What You Need to Know
- Fidelity Charitable received $331 million in digital assets last year through its donor-advised funds, or DAFs.
- The Giving Block, a startup that helps nonprofits accept and raise funds in Bitcoin and other digital assets, saw a similar 16-fold jump in crypto gifts, to $69.6 million last year.
As cryptocurrencies boomed last year, boosting the wealth of investors in the asset class, so did the amount of philanthropic gifts made with digital tokens.
Fidelity Charitable, the largest grant-maker in the U.S., received $331 million in digital assets last year through its donor-advised funds, or DAFs, a nearly 12-fold increase from the $28 million it got in 2020, according to a report released Tuesday.
Bitcoin accounted for 88% of crypto donations, followed by Ether at 11%.
“We’re seeing a mix of donors old and young” with crypto, Jacob Pruitt, Fidelity Charitable’s president, said in an interview. The organization’s team specializing in complex assets tries to sell donations of digital tokens as quickly as possible, he said, because of their volatility and so donors can grant money faster.
Fidelity Charitable, the nonprofit affiliate of Fidelity Investments, and other providers of DAFs can accept assets that many nonprofits can’t, from crypto to stakes in hedge funds and privately owned businesses.

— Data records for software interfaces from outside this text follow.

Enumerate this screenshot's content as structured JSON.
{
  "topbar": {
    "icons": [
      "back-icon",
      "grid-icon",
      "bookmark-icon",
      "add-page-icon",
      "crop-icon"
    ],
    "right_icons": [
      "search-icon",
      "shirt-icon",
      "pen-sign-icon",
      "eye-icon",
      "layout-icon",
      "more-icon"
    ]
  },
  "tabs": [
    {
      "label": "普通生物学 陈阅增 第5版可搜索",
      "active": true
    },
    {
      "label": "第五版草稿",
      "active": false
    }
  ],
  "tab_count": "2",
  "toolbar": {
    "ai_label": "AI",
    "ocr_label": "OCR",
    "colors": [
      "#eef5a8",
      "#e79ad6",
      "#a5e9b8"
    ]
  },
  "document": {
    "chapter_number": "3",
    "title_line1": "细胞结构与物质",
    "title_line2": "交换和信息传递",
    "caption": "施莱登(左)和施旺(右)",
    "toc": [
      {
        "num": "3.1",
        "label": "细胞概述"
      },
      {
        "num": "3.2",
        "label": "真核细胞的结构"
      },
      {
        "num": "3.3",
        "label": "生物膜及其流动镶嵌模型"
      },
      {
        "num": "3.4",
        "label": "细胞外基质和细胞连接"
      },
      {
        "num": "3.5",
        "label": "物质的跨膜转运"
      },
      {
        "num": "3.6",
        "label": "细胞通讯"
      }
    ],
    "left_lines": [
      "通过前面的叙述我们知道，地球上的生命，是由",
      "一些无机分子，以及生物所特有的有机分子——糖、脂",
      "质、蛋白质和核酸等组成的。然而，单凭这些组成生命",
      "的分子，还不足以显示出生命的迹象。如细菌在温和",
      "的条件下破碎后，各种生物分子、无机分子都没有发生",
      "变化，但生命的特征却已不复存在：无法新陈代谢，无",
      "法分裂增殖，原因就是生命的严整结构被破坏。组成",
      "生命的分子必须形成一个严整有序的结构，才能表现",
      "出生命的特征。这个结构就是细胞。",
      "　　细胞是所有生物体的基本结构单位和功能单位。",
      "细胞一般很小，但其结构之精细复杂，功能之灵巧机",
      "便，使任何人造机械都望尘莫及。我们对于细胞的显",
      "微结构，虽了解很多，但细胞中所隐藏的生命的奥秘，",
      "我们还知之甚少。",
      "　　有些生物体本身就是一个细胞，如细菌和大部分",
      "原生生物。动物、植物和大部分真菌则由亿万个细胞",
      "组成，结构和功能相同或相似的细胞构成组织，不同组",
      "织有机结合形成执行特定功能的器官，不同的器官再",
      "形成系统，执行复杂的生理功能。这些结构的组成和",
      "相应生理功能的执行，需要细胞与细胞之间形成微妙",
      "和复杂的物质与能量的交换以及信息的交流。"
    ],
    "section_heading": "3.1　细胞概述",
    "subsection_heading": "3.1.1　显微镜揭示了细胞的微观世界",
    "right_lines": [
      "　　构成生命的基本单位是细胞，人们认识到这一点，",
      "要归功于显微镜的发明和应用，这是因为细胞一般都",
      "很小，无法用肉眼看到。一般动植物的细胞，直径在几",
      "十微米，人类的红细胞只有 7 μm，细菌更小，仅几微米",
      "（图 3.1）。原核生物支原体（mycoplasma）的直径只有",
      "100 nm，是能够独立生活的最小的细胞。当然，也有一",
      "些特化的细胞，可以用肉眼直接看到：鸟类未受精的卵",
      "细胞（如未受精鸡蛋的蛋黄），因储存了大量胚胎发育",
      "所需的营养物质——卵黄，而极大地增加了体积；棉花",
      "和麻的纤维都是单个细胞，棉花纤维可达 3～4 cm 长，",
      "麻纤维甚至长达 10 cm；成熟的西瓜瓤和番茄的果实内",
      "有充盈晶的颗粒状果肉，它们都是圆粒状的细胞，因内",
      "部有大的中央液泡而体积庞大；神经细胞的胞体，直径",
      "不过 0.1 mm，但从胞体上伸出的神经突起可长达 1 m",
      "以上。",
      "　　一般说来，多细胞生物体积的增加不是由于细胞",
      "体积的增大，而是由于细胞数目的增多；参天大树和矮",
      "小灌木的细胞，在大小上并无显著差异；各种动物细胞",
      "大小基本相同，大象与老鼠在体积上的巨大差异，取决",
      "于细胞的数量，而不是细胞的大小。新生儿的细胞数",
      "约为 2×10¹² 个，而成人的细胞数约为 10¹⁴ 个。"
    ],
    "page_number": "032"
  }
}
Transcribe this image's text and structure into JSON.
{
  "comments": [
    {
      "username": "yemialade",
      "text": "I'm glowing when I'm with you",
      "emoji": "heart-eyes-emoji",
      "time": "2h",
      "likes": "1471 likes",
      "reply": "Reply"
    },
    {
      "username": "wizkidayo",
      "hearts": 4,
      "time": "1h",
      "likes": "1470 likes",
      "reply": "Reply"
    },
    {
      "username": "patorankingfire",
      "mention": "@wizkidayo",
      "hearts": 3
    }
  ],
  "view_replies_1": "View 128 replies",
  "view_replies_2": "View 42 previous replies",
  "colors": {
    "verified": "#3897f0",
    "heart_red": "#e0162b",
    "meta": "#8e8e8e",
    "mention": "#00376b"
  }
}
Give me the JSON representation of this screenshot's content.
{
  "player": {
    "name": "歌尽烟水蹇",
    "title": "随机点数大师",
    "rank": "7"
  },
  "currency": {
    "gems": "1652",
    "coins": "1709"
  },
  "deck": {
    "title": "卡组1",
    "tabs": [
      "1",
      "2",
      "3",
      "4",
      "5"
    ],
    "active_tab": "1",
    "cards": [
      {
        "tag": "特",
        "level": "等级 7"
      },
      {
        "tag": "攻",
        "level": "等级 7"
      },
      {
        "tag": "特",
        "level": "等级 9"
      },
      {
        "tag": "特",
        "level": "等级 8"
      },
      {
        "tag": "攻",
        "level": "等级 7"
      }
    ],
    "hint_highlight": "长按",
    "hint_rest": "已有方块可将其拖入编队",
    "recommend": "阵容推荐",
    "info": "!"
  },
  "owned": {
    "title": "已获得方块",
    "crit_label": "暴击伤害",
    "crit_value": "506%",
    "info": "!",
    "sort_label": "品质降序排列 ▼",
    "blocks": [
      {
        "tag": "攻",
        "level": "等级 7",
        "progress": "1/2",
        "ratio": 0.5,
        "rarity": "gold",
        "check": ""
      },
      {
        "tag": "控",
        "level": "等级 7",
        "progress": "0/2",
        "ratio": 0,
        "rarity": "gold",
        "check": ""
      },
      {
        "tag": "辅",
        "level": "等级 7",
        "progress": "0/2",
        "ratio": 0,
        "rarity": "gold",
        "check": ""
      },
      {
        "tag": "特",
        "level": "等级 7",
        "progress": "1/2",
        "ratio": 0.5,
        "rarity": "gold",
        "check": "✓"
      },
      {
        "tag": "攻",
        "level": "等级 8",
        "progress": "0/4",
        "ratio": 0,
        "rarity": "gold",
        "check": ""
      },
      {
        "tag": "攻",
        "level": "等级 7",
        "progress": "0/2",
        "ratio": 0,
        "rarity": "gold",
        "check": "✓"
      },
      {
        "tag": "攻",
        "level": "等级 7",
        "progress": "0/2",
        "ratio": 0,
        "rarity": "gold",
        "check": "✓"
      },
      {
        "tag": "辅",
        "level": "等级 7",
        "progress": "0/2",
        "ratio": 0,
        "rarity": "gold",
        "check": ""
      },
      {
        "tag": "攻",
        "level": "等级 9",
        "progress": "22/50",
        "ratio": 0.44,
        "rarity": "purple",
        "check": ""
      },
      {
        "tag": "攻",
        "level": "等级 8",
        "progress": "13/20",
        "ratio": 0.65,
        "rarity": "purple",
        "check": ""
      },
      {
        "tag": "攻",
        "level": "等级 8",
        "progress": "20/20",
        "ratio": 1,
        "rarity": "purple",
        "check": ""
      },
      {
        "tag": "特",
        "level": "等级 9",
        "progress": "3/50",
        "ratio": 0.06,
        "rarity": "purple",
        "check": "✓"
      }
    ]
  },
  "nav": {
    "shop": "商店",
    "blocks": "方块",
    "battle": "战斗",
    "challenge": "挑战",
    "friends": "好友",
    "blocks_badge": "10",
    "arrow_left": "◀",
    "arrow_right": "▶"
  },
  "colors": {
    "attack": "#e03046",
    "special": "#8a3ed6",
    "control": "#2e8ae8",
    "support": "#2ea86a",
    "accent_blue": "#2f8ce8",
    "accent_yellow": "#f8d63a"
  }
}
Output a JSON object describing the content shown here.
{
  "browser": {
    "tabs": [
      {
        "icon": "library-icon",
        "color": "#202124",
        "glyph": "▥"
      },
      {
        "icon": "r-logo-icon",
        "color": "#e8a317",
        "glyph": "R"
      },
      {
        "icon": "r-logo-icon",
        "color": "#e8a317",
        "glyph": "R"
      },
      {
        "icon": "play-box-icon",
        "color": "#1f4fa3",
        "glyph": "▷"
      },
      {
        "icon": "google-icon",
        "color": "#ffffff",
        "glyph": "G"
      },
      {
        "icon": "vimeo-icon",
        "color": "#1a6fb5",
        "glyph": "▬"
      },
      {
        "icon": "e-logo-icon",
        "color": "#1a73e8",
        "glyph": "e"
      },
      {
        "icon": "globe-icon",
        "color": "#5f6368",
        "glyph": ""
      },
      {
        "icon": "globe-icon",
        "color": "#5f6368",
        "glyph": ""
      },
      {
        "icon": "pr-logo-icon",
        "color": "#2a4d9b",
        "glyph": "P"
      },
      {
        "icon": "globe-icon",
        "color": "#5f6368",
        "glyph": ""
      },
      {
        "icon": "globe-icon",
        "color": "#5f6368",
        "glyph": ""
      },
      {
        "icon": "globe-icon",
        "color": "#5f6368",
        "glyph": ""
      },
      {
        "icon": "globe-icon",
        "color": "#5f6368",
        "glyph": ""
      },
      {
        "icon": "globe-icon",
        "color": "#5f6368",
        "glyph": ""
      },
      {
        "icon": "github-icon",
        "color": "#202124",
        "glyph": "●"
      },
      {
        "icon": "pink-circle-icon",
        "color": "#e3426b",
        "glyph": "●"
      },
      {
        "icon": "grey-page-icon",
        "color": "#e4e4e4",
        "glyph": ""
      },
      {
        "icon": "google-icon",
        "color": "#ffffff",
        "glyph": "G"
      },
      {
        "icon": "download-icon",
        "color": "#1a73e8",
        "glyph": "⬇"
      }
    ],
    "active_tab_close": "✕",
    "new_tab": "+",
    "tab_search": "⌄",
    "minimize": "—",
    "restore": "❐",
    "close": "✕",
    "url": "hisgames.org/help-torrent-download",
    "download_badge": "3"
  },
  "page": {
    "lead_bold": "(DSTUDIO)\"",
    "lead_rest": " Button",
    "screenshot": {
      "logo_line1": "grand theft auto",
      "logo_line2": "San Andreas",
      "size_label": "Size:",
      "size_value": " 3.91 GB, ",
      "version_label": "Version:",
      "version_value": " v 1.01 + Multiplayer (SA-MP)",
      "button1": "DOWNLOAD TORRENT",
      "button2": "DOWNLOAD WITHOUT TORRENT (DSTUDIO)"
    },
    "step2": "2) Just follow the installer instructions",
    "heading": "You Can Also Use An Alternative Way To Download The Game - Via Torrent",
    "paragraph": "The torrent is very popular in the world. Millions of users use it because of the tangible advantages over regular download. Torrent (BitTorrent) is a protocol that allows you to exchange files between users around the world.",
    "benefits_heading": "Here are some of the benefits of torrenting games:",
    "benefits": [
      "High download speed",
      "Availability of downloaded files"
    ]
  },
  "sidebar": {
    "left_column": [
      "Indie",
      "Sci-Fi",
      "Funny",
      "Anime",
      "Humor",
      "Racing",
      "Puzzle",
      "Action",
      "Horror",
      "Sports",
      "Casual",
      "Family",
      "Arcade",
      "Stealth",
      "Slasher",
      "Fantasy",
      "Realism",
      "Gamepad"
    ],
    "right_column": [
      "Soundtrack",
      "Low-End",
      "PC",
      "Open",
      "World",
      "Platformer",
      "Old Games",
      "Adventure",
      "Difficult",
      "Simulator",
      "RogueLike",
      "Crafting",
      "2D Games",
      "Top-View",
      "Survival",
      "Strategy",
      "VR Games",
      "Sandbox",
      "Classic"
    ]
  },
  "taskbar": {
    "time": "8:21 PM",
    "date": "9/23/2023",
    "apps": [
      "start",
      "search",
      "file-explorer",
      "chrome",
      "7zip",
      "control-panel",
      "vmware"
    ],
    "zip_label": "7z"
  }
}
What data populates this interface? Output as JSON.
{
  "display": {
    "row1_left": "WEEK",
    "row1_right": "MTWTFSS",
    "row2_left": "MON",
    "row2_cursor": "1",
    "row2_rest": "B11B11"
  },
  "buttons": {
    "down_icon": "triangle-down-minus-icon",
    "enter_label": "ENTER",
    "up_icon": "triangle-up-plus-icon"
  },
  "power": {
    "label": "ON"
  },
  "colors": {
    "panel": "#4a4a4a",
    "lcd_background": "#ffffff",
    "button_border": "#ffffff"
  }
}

That’s helped fuel a surge of wealth into DAFs, because giving non-cash assets directly to charity comes with a big tax advantage: Under Internal Revenue Service rules, donors can both deduct the value of the gift and avoid any capital-gains tax on the investment. Fidelity Charitable has about $50 billion in assets.
Last year, two-thirds of donations to Fidelity Charitable came in the form of non-cash assets, according to the organization’s 2022 Giving Report. Total contributions have surged, jumping to $15.3 billion in the fiscal year ended in June, up 43% from the previous 12-month period.
Those assets have made Fidelity Charitable a major player in philanthropy. Grants from the organization rose 13% last year to $10.3 billion, building on a 24% surge in donations in 2020.
While grants to human services charities, like food banks and homeless shelters, surged around the time the pandemic hit, last year’s big trend was a rise in DAF money going to arts and cultural organizations, increasing the sector’s share of Fidelity grants to 9% from 5%.
The popularity of DAFs and the rapid growth of Fidelity Charitable, the largest in the space, have attracted scrutiny from nonprofits, philanthropists and members of Congress, who have voiced concerns that donations are sitting in the funds for too long, providing an immediate tax deduction for money that doesn’t reach working charities in a timely fashion.
Bipartisan legislation, introduced in the Senate last year and in the House this month, would place new rules on DAFs, including a provision that provides an upfront deduction only for money distributed within 15 years.
Pruitt warned new rules could have the unintended consequence of slowing down DAF grant-making to the bare minimum.